The former president of a Houston hospital, his son and a third person were sentenced to prison Tuesday for billing Medicare $158 million for mental health services that were medically unnecessary or never provided.
Earnest Gibson III, the former president of Riverside General Hospital; his son Earnest Gibson IV, who operated one of the hospital's satellite locations; and Regina Askew, a group-home owner, were convicted in October of conspiracy to commit healthcare fraud, conspiracy to pay kickbacks and related counts of paying and receiving illegal kickbacks. The Gibsons also were convicted of conspiracy to commit money laundering, according to a U.S. Justice Department release.
The elder Gibson was sentenced to 45 years in prison and his son was sentenced to 20 years. Askew was sentenced to 12 years in prison.
Dick DeGuerin, an attorney for the elder Gibson, said Tuesday he's frustrated the federal sentencing guidelines were applied in “such a harsh manor.”
“Perhaps more importantly I'm frustrated with the government's efforts to prosecute criminally violations of policy and procedures rather than real criminal acts,” DeGuerin said. “It seems to me that the partial hospitalization program is fraught with traps for the unwary where mere failure to follow procedures can end up in criminal court, things that would ordinarily be handled by either a refund or a civil penalty.”
Attempts to reach attorneys for Earnest Gibson IV and Askew were not immediately successful Tuesday afternoon.
Earnest Gibson III was also ordered to pay restitution of $6,753,180; Earnest Gibson IV was ordered to pay restitution of $7,518,480; and Askew was ordered to pay $46,255,893.
Between 2005 and 2012, Riverside and its satellite locations billed Medicare for partial hospitalization program services for Medicare beneficiaries who did not need or qualify for the services, which are a form of intensive outpatient treatment for severe mental illness, the Justice Department said.
The beneficiaries rarely saw psychiatrists and did not receive intensive psychiatric treatment. Some were suffering from Alzheimer's, meaning they couldn't have participated in treatment even had they qualified for it.
Earnest Gibson III also paid kickbacks to patient recruiters, owners and operators of group-care homes, including Askew, in exchange for them sending ineligible Medicare patients to the hospital's partial hospitalization programs, according to the government. Earnest Gibson IV also paid patient recruiters to do the same for his program, prosecutors said.

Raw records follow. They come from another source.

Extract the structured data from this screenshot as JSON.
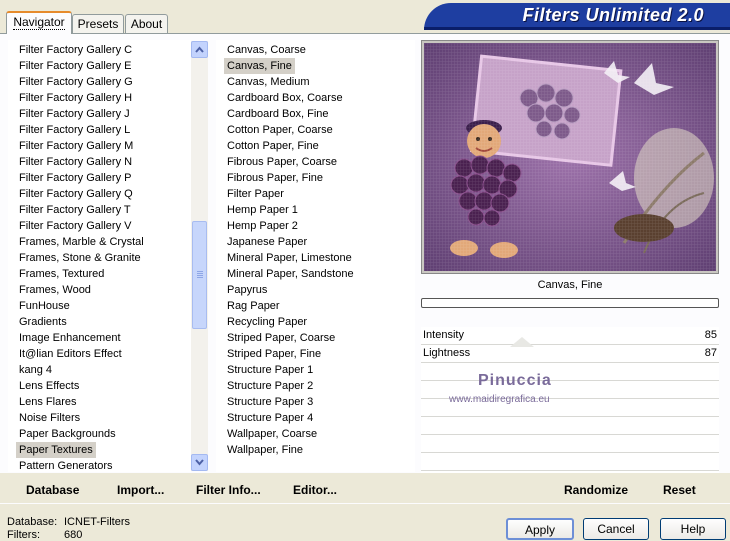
{
  "tabs": [
    {
      "label": "Navigator",
      "active": true
    },
    {
      "label": "Presets",
      "active": false
    },
    {
      "label": "About",
      "active": false
    }
  ],
  "banner": {
    "title": "Filters Unlimited 2.0"
  },
  "categories": {
    "items": [
      "Filter Factory Gallery C",
      "Filter Factory Gallery E",
      "Filter Factory Gallery G",
      "Filter Factory Gallery H",
      "Filter Factory Gallery J",
      "Filter Factory Gallery L",
      "Filter Factory Gallery M",
      "Filter Factory Gallery N",
      "Filter Factory Gallery P",
      "Filter Factory Gallery Q",
      "Filter Factory Gallery T",
      "Filter Factory Gallery V",
      "Frames, Marble & Crystal",
      "Frames, Stone & Granite",
      "Frames, Textured",
      "Frames, Wood",
      "FunHouse",
      "Gradients",
      "Image Enhancement",
      "It@lian Editors Effect",
      "kang 4",
      "Lens Effects",
      "Lens Flares",
      "Noise Filters",
      "Paper Backgrounds",
      "Paper Textures",
      "Pattern Generators"
    ],
    "selected": "Paper Textures"
  },
  "filters": {
    "items": [
      "Canvas, Coarse",
      "Canvas, Fine",
      "Canvas, Medium",
      "Cardboard Box, Coarse",
      "Cardboard Box, Fine",
      "Cotton Paper, Coarse",
      "Cotton Paper, Fine",
      "Fibrous Paper, Coarse",
      "Fibrous Paper, Fine",
      "Filter Paper",
      "Hemp Paper 1",
      "Hemp Paper 2",
      "Japanese Paper",
      "Mineral Paper, Limestone",
      "Mineral Paper, Sandstone",
      "Papyrus",
      "Rag Paper",
      "Recycling Paper",
      "Striped Paper, Coarse",
      "Striped Paper, Fine",
      "Structure Paper 1",
      "Structure Paper 2",
      "Structure Paper 3",
      "Structure Paper 4",
      "Wallpaper, Coarse",
      "Wallpaper, Fine"
    ],
    "selected": "Canvas, Fine"
  },
  "preview": {
    "filter_name": "Canvas, Fine",
    "progress": 0
  },
  "params": [
    {
      "name": "Intensity",
      "value": "85"
    },
    {
      "name": "Lightness",
      "value": "87"
    }
  ],
  "watermark": {
    "line1": "Pinuccia",
    "line2": "www.maidiregrafica.eu"
  },
  "toolbar": {
    "database": "Database",
    "import": "Import...",
    "filter_info": "Filter Info...",
    "editor": "Editor...",
    "randomize": "Randomize",
    "reset": "Reset"
  },
  "status": {
    "database_label": "Database:",
    "database_value": "ICNET-Filters",
    "filters_label": "Filters:",
    "filters_value": "680"
  },
  "buttons": {
    "apply": "Apply",
    "cancel": "Cancel",
    "help": "Help"
  },
  "colors": {
    "banner": "#1e3ea1",
    "preview_bg": "#8a5a9c",
    "tab_accent": "#e68b2c"
  }
}
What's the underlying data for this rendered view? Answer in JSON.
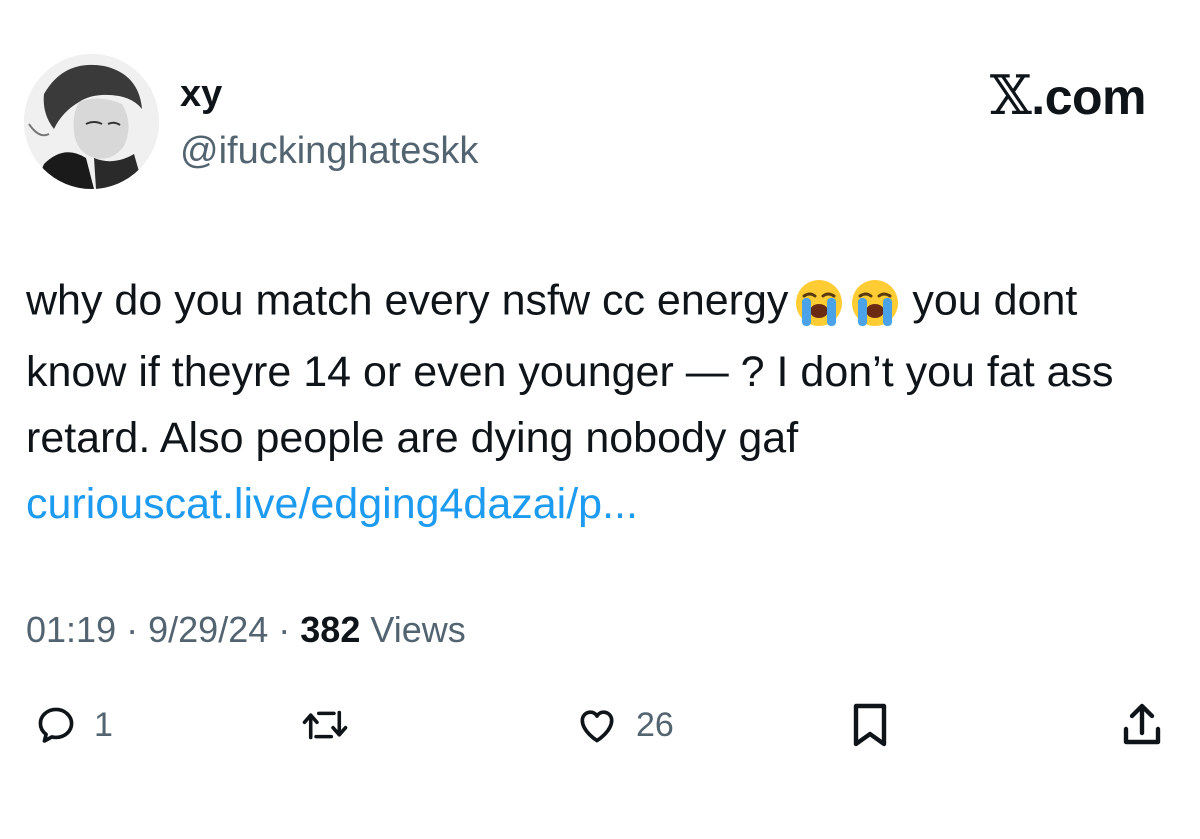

Proceeds from the fraud were used to further the scheme by paying kickbacks to patient recruiters and group-home owners for sending their Medicare beneficiaries to the programs, according to the government.
A number of other individuals have also pleaded guilty in connection with the fraud.